Chief Prosecutor Serge Brammertz is currently on a five-day official mission to Rwanda, a trip which will see him in Kigali from 24 to 28 July 2023.
The Chief Prosecutor’s mission to Rwanda follows the arrest of Fulgence Kayishema on 24 May in Paarl, South Africa.
Brammertz is the Chief Prosecutor of the International Residual Mechanism for Criminal Tribunals.
His itinerary includes the planned visit to the Nyange Parish Genocide Memorial.
At the Parish Genocide Memorial he is expected to meet with survivors and victims and local dignitaries.
Afterwards the Prosecutor will be meeting with the IBUKA representatives in Kigali.
Ibuka was formed to be an organization of national and international reference in issues of genocide prevention, preservation of genocide, memory and fight against any kind of genocide ideology.
According to an official statement from the Mechanism in Arusha, these meetings will be an opportunity for the Prosecutor to brief victims and survivors on the arrest of Kayishema and his future trial.
They will also discuss the ongoing Felician Kabuga case, and the Office of the Prosecutor’s continued efforts to support more accountability for crimes committed during the 1994 Genocide against the Tutsi in Rwanda.
The Chief Prosecutor gets to meet with Rwandan officials, including the Minister of Justice, Dr. Emmanuel Ugirashebuja, the Minister of National Unity and Civic Engagement, Dr Jean-Damascène Bizimana, the Prosecutor General Aimable Havugiyaremye and the Inspector General of Police, Deputy Commissioner General Felix Namuhoranye.
The topics of discussions will include the continued strong cooperation between the Office of the Prosecutor and the Government of Rwanda.
The United Nations Security Council created the Mechanism on 22 December 2010 as a “small, temporary and efficient structure.”
The Mechanism started operating on 1 July 2012 in Arusha, United Republic of Tanzania, and on 1 July 2013 in The Hague, the Netherlands.
The Arusha branch inherited functions from the ICTR, and the Hague branch from the ICTY.
During the initial years of the Mechanism’s existence, it operated in parallel with the ICTR and the ICTY.
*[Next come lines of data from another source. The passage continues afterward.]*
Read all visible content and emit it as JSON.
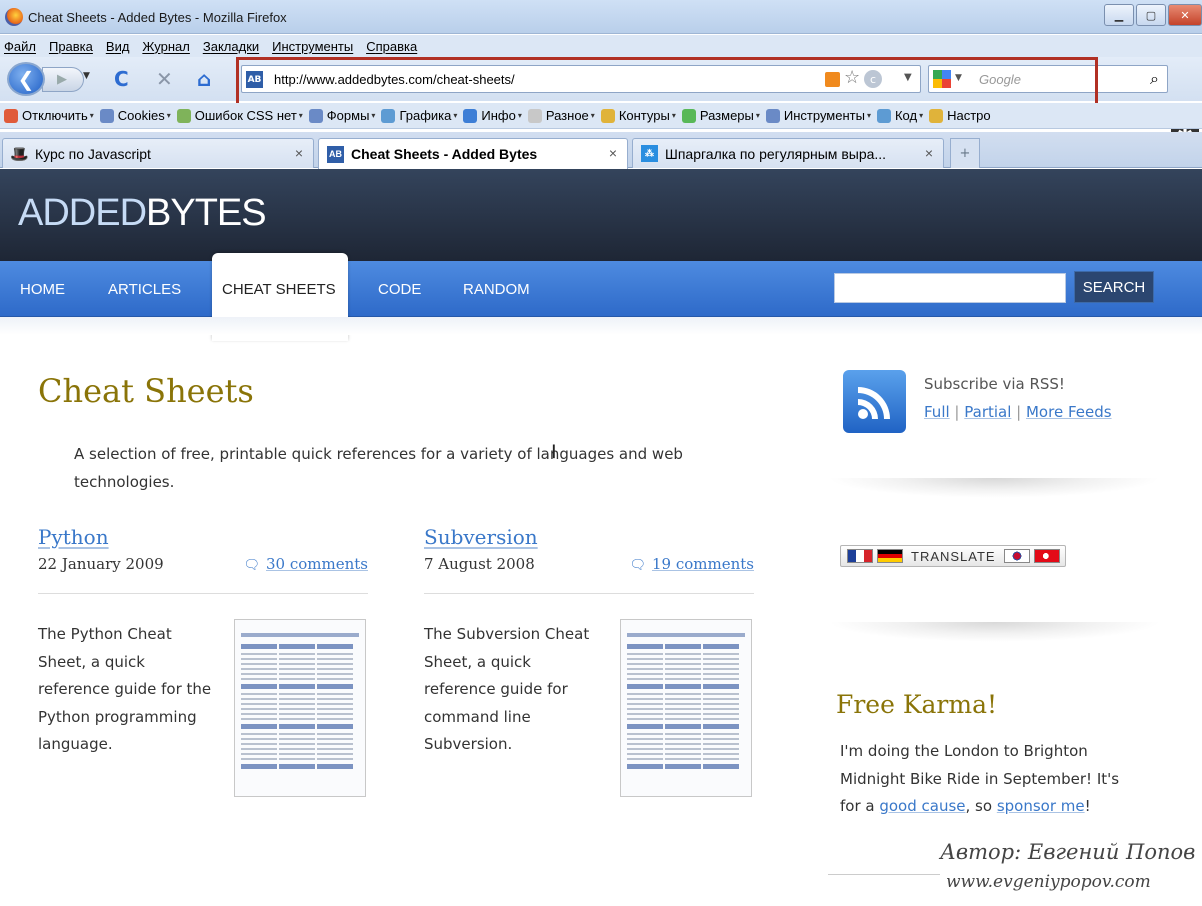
{
  "window": {
    "title": "Cheat Sheets - Added Bytes - Mozilla Firefox"
  },
  "menu": [
    "Файл",
    "Правка",
    "Вид",
    "Журнал",
    "Закладки",
    "Инструменты",
    "Справка"
  ],
  "navigation": {
    "url": "http://www.addedbytes.com/cheat-sheets/",
    "favicon_text": "AB",
    "search_placeholder": "Google"
  },
  "bookmarks": [
    {
      "label": "Отключить",
      "color": "#e05b3a"
    },
    {
      "label": "Cookies",
      "color": "#6a8ac6"
    },
    {
      "label": "Ошибок CSS нет",
      "color": "#7fb35a"
    },
    {
      "label": "Формы",
      "color": "#6a8ac6"
    },
    {
      "label": "Графика",
      "color": "#5d9bd3"
    },
    {
      "label": "Инфо",
      "color": "#3d7ed6"
    },
    {
      "label": "Разное",
      "color": "#c8c8c8"
    },
    {
      "label": "Контуры",
      "color": "#e0b33a"
    },
    {
      "label": "Размеры",
      "color": "#58b858"
    },
    {
      "label": "Инструменты",
      "color": "#6a8ac6"
    },
    {
      "label": "Код",
      "color": "#5d9bd3"
    },
    {
      "label": "Настро",
      "color": "#e0b33a"
    }
  ],
  "tabs": [
    {
      "label": "Курс по Javascript",
      "icon_text": "",
      "active": false
    },
    {
      "label": "Cheat Sheets - Added Bytes",
      "icon_text": "AB",
      "active": true
    },
    {
      "label": "Шпаргалка по регулярным выра...",
      "icon_text": "",
      "active": false
    }
  ],
  "site": {
    "logo_added": "ADDED",
    "logo_bytes": "BYTES",
    "nav": [
      "HOME",
      "ARTICLES",
      "CHEAT SHEETS",
      "CODE",
      "RANDOM"
    ],
    "search_button": "SEARCH"
  },
  "page": {
    "title": "Cheat Sheets",
    "intro_1": "A selection of free, printable quick references for a variety of languages and web",
    "intro_2": "technologies."
  },
  "articles": [
    {
      "title": "Python",
      "date": "22 January 2009",
      "comments": "30 comments",
      "text_lines": [
        "The Python Cheat",
        "Sheet, a quick",
        "reference guide for the",
        "Python programming",
        "language."
      ]
    },
    {
      "title": "Subversion",
      "date": "7 August 2008",
      "comments": "19 comments",
      "text_lines": [
        "The Subversion Cheat",
        "Sheet, a quick",
        "reference guide for",
        "command line",
        "Subversion."
      ]
    }
  ],
  "sidebar": {
    "rss_label": "Subscribe via RSS!",
    "rss_full": "Full",
    "rss_partial": "Partial",
    "rss_more": "More Feeds",
    "translate": "TRANSLATE",
    "karma_title": "Free Karma!",
    "karma_1": "I'm doing the London to Brighton",
    "karma_2": "Midnight Bike Ride in September! It's",
    "karma_3a": "for a ",
    "karma_link1": "good cause",
    "karma_3b": ", so ",
    "karma_link2": "sponsor me",
    "karma_3c": "!"
  },
  "watermark": {
    "author": "Автор: Евгений Попов",
    "url": "www.evgeniypopov.com"
  },
  "colors": {
    "accent_gold": "#8a7408",
    "link_blue": "#3a78c9",
    "nav_blue": "#2e6ac9",
    "header_dark": "#1e2635",
    "highlight_red": "#b13024"
  }
}
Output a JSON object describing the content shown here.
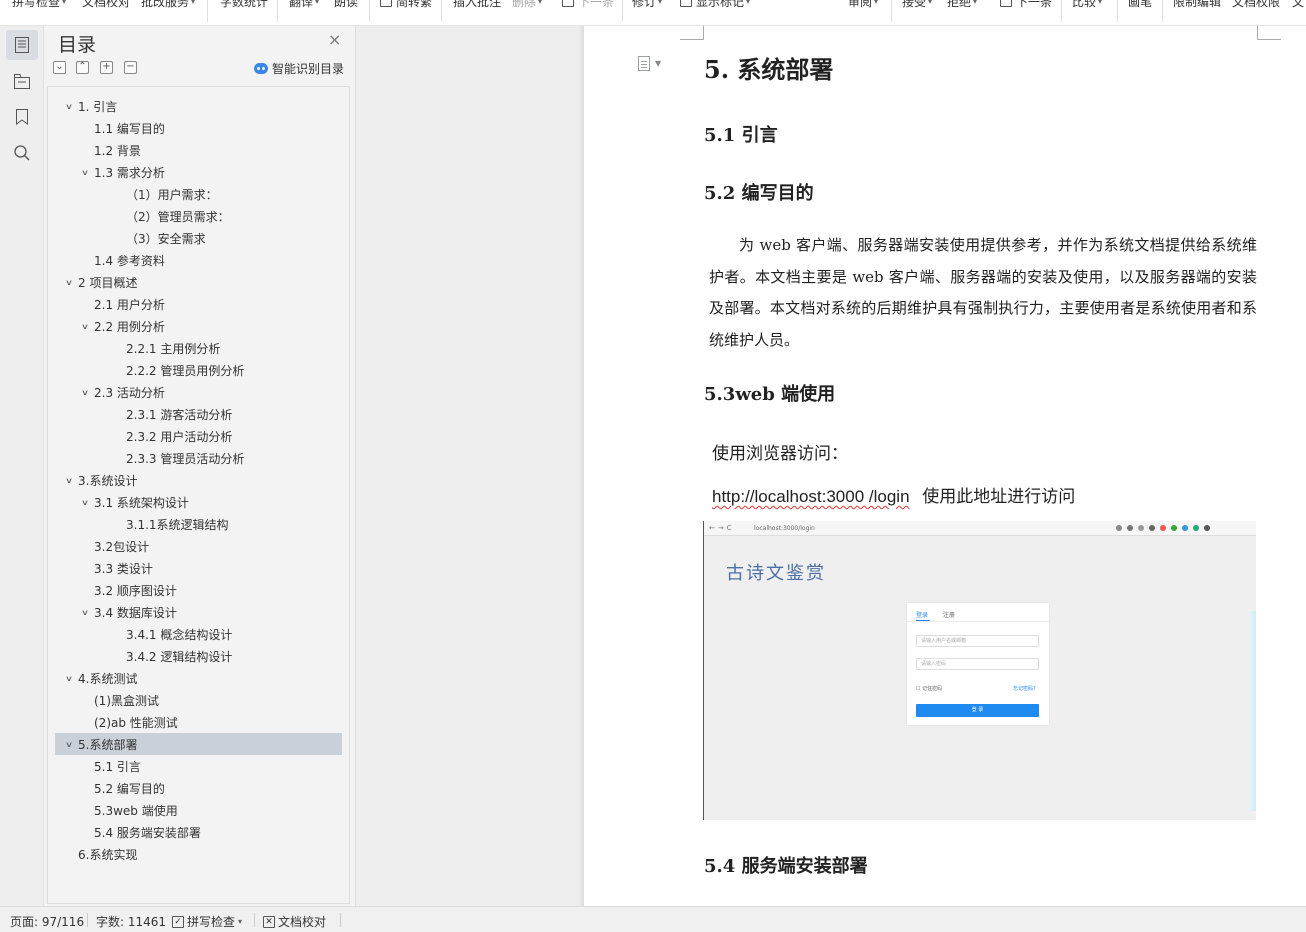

Following the closure of the ICTR (on 31 December 2015) and the ICTY (on 31 December 2017), the Mechanism continued to operate as a stand-alone institution.